Only a small portion of the yeast’s time is required for the first proof. The pizza dough will continue to rise because of the tiny carbon dioxide air bubbles.

Substituting

To make baking powder, combine the cream of tartar, baking soda, and cornstarch in a small mixing bowl. The ratio of cornstarch to a baking powder should be 1 part cornstarch to 2 parts cream of tartar to 1 part baking soda for every four parts of baking powder is recommended. These should add at the same time as the meat.

If you don’t have them on hand, simply add a small quantity of acid to the wet components of the pizza dough when mixing the baking soda with the dry. If a dough recipe specifies milk, substitute buttermilk and add the acid to the mix without changing the proportions.

Consideration

Unless you use the appropriate quantity of baking soda, you won’t be able to taste it in pizza flour. Use flour to cover a minor excess of oregano, sage, basil, or rosemary.

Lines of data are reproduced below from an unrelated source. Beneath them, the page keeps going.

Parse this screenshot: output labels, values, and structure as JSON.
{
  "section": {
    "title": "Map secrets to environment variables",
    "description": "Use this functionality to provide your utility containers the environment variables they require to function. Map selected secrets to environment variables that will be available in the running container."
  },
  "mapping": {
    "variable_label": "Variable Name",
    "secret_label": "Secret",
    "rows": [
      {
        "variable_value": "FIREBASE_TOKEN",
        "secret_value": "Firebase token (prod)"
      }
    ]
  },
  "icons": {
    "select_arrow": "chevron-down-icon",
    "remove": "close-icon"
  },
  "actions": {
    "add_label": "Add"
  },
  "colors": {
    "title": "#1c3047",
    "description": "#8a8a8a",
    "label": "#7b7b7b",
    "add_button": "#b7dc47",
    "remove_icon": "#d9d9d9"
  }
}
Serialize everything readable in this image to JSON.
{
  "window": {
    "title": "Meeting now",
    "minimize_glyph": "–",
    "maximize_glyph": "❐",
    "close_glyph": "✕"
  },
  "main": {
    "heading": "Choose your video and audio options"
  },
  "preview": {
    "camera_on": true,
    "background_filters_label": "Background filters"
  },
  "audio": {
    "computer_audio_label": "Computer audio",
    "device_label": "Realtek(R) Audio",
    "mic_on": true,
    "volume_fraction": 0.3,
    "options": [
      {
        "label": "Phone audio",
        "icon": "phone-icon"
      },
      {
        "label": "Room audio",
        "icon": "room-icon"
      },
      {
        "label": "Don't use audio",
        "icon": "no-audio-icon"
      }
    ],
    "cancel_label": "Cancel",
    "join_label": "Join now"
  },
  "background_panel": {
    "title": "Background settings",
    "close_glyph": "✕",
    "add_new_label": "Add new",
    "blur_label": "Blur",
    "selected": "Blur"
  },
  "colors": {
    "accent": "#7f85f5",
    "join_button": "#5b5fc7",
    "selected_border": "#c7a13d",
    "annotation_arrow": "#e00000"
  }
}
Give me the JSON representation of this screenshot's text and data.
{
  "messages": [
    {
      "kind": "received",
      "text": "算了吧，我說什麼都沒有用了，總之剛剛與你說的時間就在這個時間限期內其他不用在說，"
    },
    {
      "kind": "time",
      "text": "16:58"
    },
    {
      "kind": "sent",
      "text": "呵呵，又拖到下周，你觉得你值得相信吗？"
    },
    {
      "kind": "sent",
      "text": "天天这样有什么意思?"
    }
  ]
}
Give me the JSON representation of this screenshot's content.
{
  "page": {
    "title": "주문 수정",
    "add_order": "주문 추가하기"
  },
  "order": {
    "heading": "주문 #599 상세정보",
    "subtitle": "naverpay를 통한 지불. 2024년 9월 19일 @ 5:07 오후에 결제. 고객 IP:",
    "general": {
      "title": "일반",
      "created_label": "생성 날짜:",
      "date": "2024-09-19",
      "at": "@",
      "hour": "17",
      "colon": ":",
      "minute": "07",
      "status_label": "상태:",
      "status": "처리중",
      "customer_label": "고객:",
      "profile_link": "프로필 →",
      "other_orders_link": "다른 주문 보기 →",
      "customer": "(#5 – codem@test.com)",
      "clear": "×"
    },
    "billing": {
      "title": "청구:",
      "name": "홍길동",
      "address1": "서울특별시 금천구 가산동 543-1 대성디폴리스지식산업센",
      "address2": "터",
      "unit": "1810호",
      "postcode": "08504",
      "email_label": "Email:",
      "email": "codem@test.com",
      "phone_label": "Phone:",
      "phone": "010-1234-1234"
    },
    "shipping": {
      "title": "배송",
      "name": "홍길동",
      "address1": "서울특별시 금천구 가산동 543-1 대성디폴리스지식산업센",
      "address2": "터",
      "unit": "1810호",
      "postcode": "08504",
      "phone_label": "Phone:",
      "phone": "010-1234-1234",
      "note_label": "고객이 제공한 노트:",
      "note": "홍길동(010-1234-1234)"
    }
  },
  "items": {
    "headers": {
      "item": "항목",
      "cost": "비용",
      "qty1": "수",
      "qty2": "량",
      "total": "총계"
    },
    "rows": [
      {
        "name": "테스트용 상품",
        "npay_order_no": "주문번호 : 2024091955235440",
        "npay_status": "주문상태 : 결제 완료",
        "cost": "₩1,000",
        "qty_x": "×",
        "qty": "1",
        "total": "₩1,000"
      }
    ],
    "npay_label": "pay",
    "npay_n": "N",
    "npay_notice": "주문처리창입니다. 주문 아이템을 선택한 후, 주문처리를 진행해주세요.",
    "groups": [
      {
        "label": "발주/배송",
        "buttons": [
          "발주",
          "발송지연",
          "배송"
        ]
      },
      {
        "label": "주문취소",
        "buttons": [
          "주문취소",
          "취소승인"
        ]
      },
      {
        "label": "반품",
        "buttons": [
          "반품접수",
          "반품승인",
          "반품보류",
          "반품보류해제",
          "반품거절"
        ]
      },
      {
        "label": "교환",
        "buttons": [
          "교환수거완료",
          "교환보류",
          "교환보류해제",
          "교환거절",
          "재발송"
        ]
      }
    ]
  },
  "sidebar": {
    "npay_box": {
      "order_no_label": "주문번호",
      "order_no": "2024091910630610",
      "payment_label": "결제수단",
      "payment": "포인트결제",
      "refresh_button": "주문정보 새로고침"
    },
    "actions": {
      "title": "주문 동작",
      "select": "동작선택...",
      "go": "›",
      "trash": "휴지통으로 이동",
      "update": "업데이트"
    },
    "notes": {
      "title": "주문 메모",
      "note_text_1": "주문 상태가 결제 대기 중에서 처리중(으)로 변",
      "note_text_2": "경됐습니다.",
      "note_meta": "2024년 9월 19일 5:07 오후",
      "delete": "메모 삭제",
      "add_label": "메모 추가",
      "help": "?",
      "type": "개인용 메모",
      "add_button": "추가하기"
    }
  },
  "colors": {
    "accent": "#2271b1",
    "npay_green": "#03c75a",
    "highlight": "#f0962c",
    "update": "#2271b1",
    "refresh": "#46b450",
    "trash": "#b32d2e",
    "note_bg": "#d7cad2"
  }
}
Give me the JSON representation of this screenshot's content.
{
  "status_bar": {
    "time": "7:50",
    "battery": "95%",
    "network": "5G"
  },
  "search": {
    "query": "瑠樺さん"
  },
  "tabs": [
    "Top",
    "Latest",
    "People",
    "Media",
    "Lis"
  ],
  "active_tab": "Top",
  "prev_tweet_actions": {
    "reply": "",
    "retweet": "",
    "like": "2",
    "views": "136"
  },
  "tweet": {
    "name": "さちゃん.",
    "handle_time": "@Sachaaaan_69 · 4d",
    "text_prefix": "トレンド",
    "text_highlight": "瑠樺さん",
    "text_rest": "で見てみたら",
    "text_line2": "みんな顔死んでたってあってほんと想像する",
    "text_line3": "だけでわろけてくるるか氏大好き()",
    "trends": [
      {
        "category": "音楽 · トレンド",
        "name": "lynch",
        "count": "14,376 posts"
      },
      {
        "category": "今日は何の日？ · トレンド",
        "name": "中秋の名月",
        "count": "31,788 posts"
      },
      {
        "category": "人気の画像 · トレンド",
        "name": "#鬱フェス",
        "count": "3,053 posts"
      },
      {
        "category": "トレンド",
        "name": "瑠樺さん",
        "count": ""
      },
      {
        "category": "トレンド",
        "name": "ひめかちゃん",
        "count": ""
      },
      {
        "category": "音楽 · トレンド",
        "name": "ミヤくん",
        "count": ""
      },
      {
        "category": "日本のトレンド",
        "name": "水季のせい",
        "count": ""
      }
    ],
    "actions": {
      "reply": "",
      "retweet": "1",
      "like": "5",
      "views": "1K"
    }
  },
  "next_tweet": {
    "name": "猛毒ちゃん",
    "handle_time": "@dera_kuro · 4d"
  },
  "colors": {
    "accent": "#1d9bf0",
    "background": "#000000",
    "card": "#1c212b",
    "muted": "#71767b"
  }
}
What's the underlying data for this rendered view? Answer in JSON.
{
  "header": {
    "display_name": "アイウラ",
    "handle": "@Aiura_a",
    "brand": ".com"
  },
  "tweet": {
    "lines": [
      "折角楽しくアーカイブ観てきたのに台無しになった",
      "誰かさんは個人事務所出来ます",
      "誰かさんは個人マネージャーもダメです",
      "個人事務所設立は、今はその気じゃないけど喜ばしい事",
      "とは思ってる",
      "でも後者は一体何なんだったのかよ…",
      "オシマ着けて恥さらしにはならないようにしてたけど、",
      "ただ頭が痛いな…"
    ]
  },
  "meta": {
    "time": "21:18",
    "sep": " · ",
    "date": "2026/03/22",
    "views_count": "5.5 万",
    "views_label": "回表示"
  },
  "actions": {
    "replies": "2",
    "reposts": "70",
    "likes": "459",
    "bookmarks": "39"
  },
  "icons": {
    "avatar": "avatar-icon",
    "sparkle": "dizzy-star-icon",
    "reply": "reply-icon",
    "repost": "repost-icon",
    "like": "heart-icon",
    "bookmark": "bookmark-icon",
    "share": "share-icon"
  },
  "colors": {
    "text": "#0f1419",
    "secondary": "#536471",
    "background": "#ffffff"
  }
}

To add sweetness, you can also add caramelized onion and garlic. Drizzle chopped dried tomatoes with oil or pesto flour for a simple way to add more flavor.

Final Verdict

Pizza became one of our favorite foods, so we’d often make it at home. As a result, if we don’t have all of the ingredients for pizza at home, we’re looking at other methods of making it. Also, in the absence of yeast, we’re constantly looking for new ways to cook pizza, although we’re used to doing so.

In today’s article, I answered this question. In addition to this explanation, you will discover some further facts about pizza in this post. Hopefully, it will help you in making your next pizza.